Check each line of the material. Copy those containing "true".

┄┄┄┄┄┄┄┄┄┄┄┄┄┄┄┄┄┄┄┄

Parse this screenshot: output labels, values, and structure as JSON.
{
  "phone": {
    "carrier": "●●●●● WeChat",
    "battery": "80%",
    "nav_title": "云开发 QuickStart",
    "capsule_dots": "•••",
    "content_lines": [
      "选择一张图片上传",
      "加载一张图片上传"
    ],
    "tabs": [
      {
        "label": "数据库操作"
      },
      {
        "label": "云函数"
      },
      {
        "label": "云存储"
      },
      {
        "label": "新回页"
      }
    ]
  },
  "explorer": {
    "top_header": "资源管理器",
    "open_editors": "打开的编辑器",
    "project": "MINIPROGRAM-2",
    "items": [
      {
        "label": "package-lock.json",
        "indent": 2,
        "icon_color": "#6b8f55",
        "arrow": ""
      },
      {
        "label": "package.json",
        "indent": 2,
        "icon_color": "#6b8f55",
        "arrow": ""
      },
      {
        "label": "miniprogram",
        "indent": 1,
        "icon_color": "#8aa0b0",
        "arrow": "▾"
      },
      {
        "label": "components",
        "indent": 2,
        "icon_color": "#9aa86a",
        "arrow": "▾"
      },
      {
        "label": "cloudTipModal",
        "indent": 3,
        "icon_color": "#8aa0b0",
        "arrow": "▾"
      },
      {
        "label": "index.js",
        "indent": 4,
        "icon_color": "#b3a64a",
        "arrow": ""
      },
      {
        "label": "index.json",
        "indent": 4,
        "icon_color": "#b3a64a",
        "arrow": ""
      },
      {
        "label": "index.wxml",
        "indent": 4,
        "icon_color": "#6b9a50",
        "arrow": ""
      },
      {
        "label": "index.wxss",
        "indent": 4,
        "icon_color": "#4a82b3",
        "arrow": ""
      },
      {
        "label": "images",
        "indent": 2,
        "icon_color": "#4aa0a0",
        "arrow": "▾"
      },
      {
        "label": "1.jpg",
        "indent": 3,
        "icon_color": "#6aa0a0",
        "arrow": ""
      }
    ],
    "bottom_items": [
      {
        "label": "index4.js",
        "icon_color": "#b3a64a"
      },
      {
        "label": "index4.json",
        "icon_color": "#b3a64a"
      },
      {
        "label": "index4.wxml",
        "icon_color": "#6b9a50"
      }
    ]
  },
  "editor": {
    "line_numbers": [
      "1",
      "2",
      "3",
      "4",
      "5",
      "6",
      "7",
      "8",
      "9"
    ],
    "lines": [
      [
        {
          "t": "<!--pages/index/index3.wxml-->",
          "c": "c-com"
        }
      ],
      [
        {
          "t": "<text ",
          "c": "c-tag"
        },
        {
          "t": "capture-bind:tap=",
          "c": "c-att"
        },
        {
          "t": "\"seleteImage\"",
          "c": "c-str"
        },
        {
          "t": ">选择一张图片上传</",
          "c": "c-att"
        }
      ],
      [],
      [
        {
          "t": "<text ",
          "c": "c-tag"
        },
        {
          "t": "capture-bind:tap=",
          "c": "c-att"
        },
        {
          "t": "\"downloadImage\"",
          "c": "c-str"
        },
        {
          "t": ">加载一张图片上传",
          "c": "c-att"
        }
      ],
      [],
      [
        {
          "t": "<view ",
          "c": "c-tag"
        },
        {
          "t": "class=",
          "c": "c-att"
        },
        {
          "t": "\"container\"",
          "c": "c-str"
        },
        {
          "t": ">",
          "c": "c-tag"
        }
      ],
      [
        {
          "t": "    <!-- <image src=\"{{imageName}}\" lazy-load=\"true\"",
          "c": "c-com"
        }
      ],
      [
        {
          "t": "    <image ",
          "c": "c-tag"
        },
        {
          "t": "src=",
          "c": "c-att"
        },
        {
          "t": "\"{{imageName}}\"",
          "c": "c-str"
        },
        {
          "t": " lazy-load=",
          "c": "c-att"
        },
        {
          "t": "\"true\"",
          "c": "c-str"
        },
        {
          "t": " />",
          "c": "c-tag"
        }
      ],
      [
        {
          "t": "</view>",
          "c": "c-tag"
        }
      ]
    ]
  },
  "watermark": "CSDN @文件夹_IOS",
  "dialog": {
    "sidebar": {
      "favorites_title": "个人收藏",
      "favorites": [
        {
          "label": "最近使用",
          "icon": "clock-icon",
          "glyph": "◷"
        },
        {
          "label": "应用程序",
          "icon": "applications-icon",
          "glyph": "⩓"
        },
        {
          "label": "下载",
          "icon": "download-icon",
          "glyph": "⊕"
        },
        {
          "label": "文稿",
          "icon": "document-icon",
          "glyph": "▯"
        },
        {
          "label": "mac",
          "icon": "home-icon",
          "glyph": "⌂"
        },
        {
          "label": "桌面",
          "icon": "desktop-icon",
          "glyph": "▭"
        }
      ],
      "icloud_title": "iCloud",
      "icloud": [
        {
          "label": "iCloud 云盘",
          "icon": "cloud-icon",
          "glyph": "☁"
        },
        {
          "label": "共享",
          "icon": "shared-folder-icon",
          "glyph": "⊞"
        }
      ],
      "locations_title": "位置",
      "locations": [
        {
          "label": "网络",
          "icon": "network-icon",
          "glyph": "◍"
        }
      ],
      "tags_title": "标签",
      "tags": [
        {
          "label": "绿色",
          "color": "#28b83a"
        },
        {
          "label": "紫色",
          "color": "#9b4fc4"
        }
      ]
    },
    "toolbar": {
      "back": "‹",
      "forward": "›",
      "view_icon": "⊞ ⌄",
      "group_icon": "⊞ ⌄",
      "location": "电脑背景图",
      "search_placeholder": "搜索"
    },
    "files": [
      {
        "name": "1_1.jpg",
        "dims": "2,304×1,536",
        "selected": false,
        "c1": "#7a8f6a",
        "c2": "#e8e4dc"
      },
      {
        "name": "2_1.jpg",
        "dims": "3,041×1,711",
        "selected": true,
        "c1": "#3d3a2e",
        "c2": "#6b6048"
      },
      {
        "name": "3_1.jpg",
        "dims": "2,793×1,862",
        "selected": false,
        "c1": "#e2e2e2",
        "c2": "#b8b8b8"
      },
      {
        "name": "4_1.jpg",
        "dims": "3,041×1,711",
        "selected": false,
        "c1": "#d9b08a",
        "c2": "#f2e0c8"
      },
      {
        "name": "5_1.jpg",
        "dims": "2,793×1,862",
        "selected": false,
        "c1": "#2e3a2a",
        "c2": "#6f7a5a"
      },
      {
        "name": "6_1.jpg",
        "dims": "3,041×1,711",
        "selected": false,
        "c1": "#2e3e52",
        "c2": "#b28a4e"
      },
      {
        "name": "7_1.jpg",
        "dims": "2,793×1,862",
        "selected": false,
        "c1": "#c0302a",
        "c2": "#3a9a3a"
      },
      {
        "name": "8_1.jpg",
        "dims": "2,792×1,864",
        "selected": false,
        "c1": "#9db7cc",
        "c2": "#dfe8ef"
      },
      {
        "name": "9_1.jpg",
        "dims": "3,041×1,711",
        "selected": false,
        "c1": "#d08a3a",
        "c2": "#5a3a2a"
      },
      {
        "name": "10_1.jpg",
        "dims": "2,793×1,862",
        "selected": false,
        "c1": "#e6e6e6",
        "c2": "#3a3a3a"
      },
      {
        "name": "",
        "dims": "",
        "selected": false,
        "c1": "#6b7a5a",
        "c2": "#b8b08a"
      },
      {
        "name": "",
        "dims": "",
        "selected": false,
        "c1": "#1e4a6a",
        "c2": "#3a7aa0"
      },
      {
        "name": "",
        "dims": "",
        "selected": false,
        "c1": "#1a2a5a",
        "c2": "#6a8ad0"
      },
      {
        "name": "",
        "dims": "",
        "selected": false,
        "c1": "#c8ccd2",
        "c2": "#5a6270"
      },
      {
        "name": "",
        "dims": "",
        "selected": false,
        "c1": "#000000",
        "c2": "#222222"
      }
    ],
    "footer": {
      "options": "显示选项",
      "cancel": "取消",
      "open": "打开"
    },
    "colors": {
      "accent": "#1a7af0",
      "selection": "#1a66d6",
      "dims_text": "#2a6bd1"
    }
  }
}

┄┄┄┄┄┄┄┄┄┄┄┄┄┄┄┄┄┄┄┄

▶ REPLY
          "t": "    <!-- <image src=\"{{imageName}}\" lazy-load=\"true\"",
          "t": "\"true\"",
        "selected": true,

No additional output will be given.